**ASSIGNED TASK**
Look for the string "Make" in the material below. Copy every line where you find it.
(DATA TO PROCESS begins)
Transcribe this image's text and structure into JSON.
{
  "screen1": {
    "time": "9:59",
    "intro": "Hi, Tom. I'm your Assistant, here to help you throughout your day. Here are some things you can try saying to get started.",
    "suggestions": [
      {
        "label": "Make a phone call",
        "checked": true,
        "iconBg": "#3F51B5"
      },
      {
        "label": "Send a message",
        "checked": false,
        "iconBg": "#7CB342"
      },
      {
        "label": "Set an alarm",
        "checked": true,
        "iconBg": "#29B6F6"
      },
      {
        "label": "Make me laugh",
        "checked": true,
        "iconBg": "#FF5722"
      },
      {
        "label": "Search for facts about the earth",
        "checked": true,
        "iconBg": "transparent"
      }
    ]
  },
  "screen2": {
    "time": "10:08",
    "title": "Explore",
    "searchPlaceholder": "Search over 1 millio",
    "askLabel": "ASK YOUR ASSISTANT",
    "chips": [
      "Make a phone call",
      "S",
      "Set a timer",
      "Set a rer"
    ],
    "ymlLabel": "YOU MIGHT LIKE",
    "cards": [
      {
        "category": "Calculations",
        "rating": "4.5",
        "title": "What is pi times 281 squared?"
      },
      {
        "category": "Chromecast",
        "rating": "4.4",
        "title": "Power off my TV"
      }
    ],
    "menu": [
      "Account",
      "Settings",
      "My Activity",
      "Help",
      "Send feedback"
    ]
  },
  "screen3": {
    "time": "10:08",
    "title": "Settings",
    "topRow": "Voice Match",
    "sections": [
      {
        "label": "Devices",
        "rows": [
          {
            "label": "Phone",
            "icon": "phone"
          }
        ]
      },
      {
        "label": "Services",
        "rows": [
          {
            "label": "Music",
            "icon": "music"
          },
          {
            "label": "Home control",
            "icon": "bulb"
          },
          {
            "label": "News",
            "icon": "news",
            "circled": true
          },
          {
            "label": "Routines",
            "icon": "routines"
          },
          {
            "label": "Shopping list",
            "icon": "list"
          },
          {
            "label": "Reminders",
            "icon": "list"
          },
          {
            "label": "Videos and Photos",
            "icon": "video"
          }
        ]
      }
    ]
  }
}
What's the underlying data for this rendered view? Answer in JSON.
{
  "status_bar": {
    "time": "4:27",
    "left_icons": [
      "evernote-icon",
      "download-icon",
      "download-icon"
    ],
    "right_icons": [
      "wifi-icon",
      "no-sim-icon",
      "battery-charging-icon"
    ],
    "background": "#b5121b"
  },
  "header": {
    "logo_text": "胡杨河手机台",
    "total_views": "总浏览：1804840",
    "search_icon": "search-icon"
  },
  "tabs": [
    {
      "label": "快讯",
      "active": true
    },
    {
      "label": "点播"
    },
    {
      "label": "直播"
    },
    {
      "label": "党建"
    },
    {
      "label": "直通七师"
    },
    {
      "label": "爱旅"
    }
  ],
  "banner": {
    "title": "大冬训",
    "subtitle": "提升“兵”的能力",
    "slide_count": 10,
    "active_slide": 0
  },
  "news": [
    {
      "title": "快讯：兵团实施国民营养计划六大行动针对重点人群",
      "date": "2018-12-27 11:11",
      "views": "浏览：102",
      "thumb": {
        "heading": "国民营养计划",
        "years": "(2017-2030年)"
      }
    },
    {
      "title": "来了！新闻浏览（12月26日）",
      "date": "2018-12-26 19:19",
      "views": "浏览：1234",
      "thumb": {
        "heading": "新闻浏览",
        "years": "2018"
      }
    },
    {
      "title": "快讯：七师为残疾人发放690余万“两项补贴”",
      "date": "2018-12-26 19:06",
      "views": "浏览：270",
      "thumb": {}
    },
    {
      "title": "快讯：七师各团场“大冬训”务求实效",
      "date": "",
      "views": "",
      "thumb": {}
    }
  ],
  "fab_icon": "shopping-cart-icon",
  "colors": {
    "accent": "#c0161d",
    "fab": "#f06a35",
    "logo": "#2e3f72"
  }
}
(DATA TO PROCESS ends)
**TASK SOLUTION**
        "label": "Make a phone call",
        "label": "Make me laugh",
      "Make a phone call",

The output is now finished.